Money is an integral part of human life, touching every aspect of human existence. As old as money itself is the art of lending. From the dawn of commerce, people have lent each other money and that trend is not about to die. Financial institutions lend us approximately 8 billion shillings daily, showing how much lending is entrenched in our lives. Though financial institutions have no qualms about lending us money, a good percentage of that lending occurs informally between family and friends. This informality is sometimes necessitated by the idea that lending folks we know, is better for reasons known only to psychology and Advanced Economics. At other times, though, ni kwa sababu wako CRB and thus banks, for a lack of a better word, hate them.
I’m going to assume that you have friends and family and that means that at some point you’ve had to lend. Lending to family and friends, like everything in life, is not expressly good or bad, but rather like a pendulum swings from good to sometimes absolutely crazy. Thus, as you prepare to lend, you must be aware of the three sides of the coin of borrowing, from the smile-inducing to the cringe-worthy.
Fostering deeper and more meaningful relationships
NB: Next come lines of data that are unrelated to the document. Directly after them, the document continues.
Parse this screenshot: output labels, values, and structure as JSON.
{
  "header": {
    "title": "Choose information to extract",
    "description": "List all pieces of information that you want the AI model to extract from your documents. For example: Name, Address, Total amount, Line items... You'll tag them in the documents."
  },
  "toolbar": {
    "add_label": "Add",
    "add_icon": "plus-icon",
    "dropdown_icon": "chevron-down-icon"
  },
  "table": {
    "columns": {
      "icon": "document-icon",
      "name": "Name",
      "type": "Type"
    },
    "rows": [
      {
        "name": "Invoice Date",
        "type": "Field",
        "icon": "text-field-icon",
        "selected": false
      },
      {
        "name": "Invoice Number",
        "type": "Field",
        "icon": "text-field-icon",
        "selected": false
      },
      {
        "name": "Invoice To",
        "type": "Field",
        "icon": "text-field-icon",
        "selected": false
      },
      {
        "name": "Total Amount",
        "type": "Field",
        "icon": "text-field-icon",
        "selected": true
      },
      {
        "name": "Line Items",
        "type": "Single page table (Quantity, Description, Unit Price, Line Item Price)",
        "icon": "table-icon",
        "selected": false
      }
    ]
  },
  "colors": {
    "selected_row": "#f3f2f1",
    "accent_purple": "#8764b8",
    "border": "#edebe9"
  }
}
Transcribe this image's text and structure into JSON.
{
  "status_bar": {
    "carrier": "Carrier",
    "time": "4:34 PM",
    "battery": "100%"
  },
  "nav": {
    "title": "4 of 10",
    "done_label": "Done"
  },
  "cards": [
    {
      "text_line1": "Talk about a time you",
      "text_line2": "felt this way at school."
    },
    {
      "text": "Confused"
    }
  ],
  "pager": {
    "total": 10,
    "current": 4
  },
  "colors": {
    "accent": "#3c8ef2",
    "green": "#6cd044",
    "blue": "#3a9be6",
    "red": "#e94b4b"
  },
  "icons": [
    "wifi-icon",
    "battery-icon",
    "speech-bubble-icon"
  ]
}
Lending money to family and friends brings people closer. Probably much closer than love. Show me a man who professes not to love money, and I’ll show you a seven-wheel car. They just don’t exist. Lending money if done right has the likelihood of forging and fostering meaningful relationships amongst family and friends.
This is because lending money usually is preceded by a given set of problems and therefore when someone comes to you umsort, and for some crazy reason you do it, then to them, you are a god. You become their hero, to the extent that they might even die for you just as long as they don’t lose their lives.
Further lending money provides you with a platform to teach your potential borrowers about issues such as prudent money management, and financial responsibility. Treat softly on this last one. Nobody likes to be lectured, no matter what their certificates say.
You might be lent when you need it
Lending money to friends and family sets you up, but sometimes not in a bad way. We all need help. It’s our nature. No human is complete unto themselves unless they’re a work of art, which of course, they’re not. Needing and, most importantly, getting financial help can be as painless as it can be but only if you also help. Being approachable, and lending people money now and then, will enable you to get help when you need it.
However, and I cannot stress this enough, never lend to borrow in the future. If that’s your plan, then I suggest that you procure yourself a nice, big fat vale to fill with your teary disappointments. Humans are funny and some are selfish, only happy with what they can gain. Thus, if you’re prepared to lend do not expect to be lent.
And if you’ve tried to borrow from family and it’s hit a wall, head over to our website or download our app from the play store and register for a Salary Advance. We will sort you out because we understand that sometimes you need the cash.
Repayment might never come
We’re African. Those two words have multiple folds of hidden meanings that if unraveled can spawn books that could fill the whole world. In the financial context, they mean that how we act in and around money is very different. Money borrowed from family is sometimes never to returned. And that’s that. No matter what financial websites preach and exhort, telling you how you should hammer out a repayment plan with your family before you lend and other financial jawing, we know that it’ll never happen.
When lil’ bro tells you umsort atakurudishia baadaye, consider that money gone into the ether. That baadaye might occur in the post-apocalyptic world. And when you start hounding him to repay you, brandishing the repayment plan, then you and your money might become the subject of intense study, producing subject matter experts into pockets of your life you never knew even existed.
So, when lending money, especially to family and friends, you should be aware that it’s not a boomerang.
You might go broke
We all love to help but even as you do, you must be careful that you do not over-extend the reach of your finances. Nobody (except sadists) wants to see their loved ones suffer, especially if they can help it. When friends come to you with a certain problem asking for a small loan, you might be inclined to lend. After all, that’s what friends are for.
If you extend help further that it was designed to go, the likelihood of going broke and landing in debt out of the goodness of your heart might be a real possibility. Too much of a good thing, as they say, might not be good for your health. Be careful.
You might be resented or even hated
The fastest way to ruin a perfectly good relationship, be it family or friends, is to ask for ile pesa nilikusaidia. People LOVE borrowing, but absolutely loathe paying back. This is more so for money borrowed from family and friends. Social media is awash with overgrown tales of money borrowed and not repaid. For some reason, not yet understood by academics, people are comfortable paying bank loans without batting an eye, but turn into thermonuclear warheads when it is time to pay what they borrowed from family and friends.
So, when you extend a loan to Brayo, know that wanting it back might not only irreversibly damage your friendship but also subject you to a resentment that stinks to the high heavens. God might buy have to buy an air freshener.
Nobody might lend you when you need it
Lending money to family and friends distorts the lens they use to view you. They’ll think you’re rich and rich people never need financial help, right? When the title of the Family Bank has been unofficially conferred to you, Mon Ami(e), you’re doomed.
When you lend, therefore, beware that people are not inclined to be as compassionate as you are. But, as the Good Book says, blessed is the hand that gives. Give freely but only if you can afford to lose it.